THEY are already a species under threat. Now climate change could impact on the survival of the UK's honey bee population - according to new research by Queen's University, Belfast.

Scientists found an exotic parasite, which targets the insects is set to flourish in northern Europe if the Earth continues to warm.

The study assessed the future threat posed by the gut parasite, Nosema ceranae, which originates in Asia but can now be found worldwide.

New evidence of the parasite's superior competitive ability and the link between its population size and climate change has been published in the journal Proceedings of the Royal Society B.

Co-author of the study and adjunct reader at Queen's School of Biological Sciences, Professor Robert Paxton, says: "This emerging parasite is more susceptible to cold than its original close relative, possibly reflecting its presumed origin in east Asia.

"In the face of rising global temperatures, our findings suggest that it will increase in prevalence and potentially lead to increased honey bee colony losses in Britain.”

Co-researcher Myrsini Natsopoulou, from the Martin-Luther-Universität Halle-Wittenberg in Germany said: “Our results reveal not only that the exotic parasite is a better competitor than its original close relative, but that its widespread distribution and patterns of prevalence in nature depend on climatic conditions too."

The study was funded by the Insect Pollinators Initiative, a joint venture of the UK’s Biotechnology and Biological Sciences Research Council (BBSRC), Defra, the Natural Environment Research Council (NERC), the Scottish Government and the Wellcome Trust, managed under the auspices of the Living with Environmental Change (LWEC) partnership.

Bill Cadmore, training officer with Bradford Beekeepers Association, says threats to the bee population are worrying.

"There are so many things coming through, you have Varroa (he says, referring to the parasitic mite which kills millions of honeybees worldwide), you have the weather, you have Nosema and you have pesticides and I think we should be thinking about bees as endangered insects," he says.

He hopes awareness, particularly among the younger generation, will help to educate about the importance of the insects and encourage people to look at ways they can protect bees and halt their future decline.

"They make our plates more interesting," says Bill, referring to the part bees play in contributing to the food chain.

"All the nice bits of food need pollination. The thing we can do is people with gardens and parks can grow a variety of plants suitable for bees - that is the most important thing," adds Bill.

Bill says this latest threat is almost like another 'nail in the coffin.' "What do we have to do to keep this going?"

To help educate youngsters about the importance of bees, Bradford Beekeepers Association have compiled a special learning resource with the help of a £9,713 cash boost from The Gannett Foundation, run by the parent company of the Telegraph & Argus.

'Bradford's Brilliant Bees' will be launched on Friday December 5 at Low Ash School, Shipley, and will be distributed to more than 230 schools within the city during January.

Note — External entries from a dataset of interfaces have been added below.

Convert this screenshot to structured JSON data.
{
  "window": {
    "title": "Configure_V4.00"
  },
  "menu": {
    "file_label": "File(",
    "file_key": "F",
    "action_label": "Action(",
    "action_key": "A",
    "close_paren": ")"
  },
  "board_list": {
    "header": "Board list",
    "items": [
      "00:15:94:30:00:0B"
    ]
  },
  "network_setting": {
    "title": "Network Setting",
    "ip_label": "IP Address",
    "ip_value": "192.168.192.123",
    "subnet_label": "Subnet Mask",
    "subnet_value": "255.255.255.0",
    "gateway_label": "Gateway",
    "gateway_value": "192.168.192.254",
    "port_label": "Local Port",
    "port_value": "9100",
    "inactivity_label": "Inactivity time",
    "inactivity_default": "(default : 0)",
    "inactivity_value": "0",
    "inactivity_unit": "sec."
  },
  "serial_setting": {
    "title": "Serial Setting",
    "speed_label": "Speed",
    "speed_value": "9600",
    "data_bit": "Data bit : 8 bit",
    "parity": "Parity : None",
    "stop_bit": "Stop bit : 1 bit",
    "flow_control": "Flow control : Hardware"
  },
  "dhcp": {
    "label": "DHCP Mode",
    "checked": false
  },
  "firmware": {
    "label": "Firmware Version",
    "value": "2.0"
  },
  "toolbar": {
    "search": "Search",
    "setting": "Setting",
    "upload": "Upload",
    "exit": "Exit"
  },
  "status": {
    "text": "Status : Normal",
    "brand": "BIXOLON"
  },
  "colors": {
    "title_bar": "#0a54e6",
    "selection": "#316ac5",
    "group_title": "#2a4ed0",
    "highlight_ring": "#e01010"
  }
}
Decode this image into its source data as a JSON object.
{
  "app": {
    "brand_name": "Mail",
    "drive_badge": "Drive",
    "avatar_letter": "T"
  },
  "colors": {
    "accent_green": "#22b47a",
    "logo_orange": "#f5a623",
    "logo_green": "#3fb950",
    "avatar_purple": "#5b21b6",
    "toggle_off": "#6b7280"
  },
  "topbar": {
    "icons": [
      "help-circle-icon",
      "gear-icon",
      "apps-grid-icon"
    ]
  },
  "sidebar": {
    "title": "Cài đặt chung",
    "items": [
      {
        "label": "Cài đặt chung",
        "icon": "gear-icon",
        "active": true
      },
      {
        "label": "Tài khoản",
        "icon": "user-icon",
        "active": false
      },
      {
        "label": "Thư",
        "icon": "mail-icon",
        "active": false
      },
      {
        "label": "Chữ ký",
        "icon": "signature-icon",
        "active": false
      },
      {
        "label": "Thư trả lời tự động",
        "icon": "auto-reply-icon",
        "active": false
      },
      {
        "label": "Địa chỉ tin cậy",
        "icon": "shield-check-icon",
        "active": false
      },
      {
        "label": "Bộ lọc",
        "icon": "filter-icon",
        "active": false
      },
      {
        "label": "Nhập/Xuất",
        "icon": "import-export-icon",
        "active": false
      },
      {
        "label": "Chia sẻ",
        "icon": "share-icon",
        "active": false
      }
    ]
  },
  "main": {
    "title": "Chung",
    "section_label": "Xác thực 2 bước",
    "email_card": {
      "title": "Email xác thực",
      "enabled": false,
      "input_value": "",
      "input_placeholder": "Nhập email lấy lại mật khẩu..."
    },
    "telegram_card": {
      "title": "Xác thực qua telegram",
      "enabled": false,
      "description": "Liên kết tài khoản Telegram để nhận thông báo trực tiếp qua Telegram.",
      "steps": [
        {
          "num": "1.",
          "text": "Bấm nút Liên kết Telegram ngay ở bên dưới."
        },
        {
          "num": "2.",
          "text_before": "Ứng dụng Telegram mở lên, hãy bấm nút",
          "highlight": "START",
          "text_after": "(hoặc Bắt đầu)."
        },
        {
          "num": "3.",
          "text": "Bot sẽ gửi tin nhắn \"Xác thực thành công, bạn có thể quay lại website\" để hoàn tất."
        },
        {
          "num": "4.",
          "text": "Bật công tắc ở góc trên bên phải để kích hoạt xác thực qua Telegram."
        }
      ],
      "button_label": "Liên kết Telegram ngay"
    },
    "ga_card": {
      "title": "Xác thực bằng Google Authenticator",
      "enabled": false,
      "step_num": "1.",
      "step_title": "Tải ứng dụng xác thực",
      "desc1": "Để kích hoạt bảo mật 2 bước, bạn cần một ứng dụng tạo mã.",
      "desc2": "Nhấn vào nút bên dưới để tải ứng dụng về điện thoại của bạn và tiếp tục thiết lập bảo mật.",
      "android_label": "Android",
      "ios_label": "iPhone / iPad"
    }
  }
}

Retired teacher Bill, who has primarily written the school packs, explains they contain more than 100 classroom activities for younger children in Key Stage 1, as well as complicated tasks for older children, including A' level students. Information about pollination, bees and food and the importance of biodiversity is also included.

Two DVDs contained within the pack comprise activities, worksheets and powerpoint presentations along with weblinks. They also give viewers the opportunity to see inside a hive through the eyes of some Year 6 students. "It is really transformational," says Bill. "It is the first time they have opened up a bee hive and they were sold on it."

Bill says he hopes it may also help youngsters with insect phobias to overcome their fear.

"It is awareness of how much our life is connected with nature and bees and pollinators in particular. It should help support nature in general but bees in particular."

"The aim of the pack is to make sure youngsters are more aware of the need for a diverse range of plants and animals in and around the city to help them understand the link between plants, animals and the food they eat, and to give them the opportunity to see for themselves how fascinating life inside a hive can be," adds Bill.

BdBKA will also be offering schools the opportunity to have an interactive session with a Bradford beekeeper and will also be welcoming school visits to the Tong apiary during the beekeeping season.

The Association is also working with Bradford South Community Chest to offer full training and support to two unemployed adults who are interested in bees and would benefit from the skills and social environment offered on a BfdBKA training course.

For more information call Bradford Beekeepers Association on 07847 476927 or 07968 817153.